What is an ASC?
Ambulatory Surgery Centers—known as ASCs—are modern health care facilities focused on providing same-day surgical care, including diagnostic and preventive procedures.
ASCs have transformed the outpatient experience for millions of Americans by providing them with a more convenient alternative to hospital-based outpatient procedures—and done so with a strong track record of quality care and positive patient outcomes.
Learn more about ASCs
Learn more about the quality of care that ASCs provide.
Also see ASCs: A Positive Trend in Health Care to get a glimpse of the past, present and future of ASCs.
Ambulatory surgery is generally less expensive than hospital inpatient surgery. This is true for a number of reasons, including lower facility development costs, more efficient staffing, space utilization and a specialized operating environment focused on cost containment.

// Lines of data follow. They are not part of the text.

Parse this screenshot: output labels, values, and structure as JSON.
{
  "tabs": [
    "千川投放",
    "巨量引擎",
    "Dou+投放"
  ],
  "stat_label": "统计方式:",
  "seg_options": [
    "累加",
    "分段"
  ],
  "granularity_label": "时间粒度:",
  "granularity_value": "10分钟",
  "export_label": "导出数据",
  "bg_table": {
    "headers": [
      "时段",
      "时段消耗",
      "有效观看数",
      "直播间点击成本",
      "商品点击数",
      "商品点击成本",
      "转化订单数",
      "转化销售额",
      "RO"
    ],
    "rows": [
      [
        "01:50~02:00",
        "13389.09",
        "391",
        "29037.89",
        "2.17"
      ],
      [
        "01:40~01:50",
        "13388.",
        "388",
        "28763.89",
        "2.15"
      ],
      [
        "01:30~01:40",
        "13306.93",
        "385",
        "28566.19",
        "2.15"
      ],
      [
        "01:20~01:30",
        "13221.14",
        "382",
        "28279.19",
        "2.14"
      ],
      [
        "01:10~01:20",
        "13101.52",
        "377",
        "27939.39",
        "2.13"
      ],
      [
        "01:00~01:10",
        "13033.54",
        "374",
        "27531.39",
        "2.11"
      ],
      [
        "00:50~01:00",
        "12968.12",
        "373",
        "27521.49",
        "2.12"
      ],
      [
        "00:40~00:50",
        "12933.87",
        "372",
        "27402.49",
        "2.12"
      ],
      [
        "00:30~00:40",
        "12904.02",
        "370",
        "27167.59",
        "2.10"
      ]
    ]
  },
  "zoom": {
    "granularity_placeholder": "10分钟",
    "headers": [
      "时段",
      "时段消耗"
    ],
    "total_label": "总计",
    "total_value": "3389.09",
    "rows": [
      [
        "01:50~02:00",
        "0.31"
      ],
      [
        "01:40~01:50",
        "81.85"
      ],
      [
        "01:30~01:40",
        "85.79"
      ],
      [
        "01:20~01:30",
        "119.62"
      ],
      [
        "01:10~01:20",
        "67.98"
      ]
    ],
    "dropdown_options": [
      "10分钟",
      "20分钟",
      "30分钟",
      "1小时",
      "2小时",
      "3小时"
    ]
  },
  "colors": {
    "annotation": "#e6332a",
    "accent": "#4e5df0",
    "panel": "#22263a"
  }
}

Meridian believes managed care enrollment will continue to increase and that managed care organizations will seek high-quality, cost-effective health care services for their enrollees.
Physician and Patient Preference
Meridian believes that most physicians prefer freestanding ASCs. Such centers enhance physicians’ productivity by providing them with greater scheduling flexibility, more consistent nurse staffing and faster turnaround time between cases, allowing physicians to perform more surgeries in a defined period of time. In contrast, hospitals generally serve a broader group of physicians, including those involved with emergency procedures that must be given priority over scheduled non-emergency procedures, resulting in postponed or delayed surgeries. Additionally, many physicians choose to perform surgery in an ASC because their patients prefer the simplified registration process and the less institutional atmosphere.
New technology and advances in anesthesia, which have been increasingly accepted by physicians, have significantly expanded the types of surgical procedures that are being performed in ASCs. Lasers, enhanced endoscopic techniques and fiber optics have reduced the trauma and recovery time of many surgical procedures. Improved anesthesia has shortened recovery time by minimizing post-operative side effects such as nausea and drowsiness, thereby avoiding, in some cases, overnight hospitalization.
While states typically restrict the time period a patient may remain in an ASC after surgery, a number of states allow extended recovery stays of up to 23 hours. Longer recovery stays are being considered in some states. Extended recovery significantly increases the types of procedures that can be performed in ASCs.
For additional information visit the sites below:
Ambulatory Surgery Center Association
ASC Ambulatory Surgery Center Advocacy Committee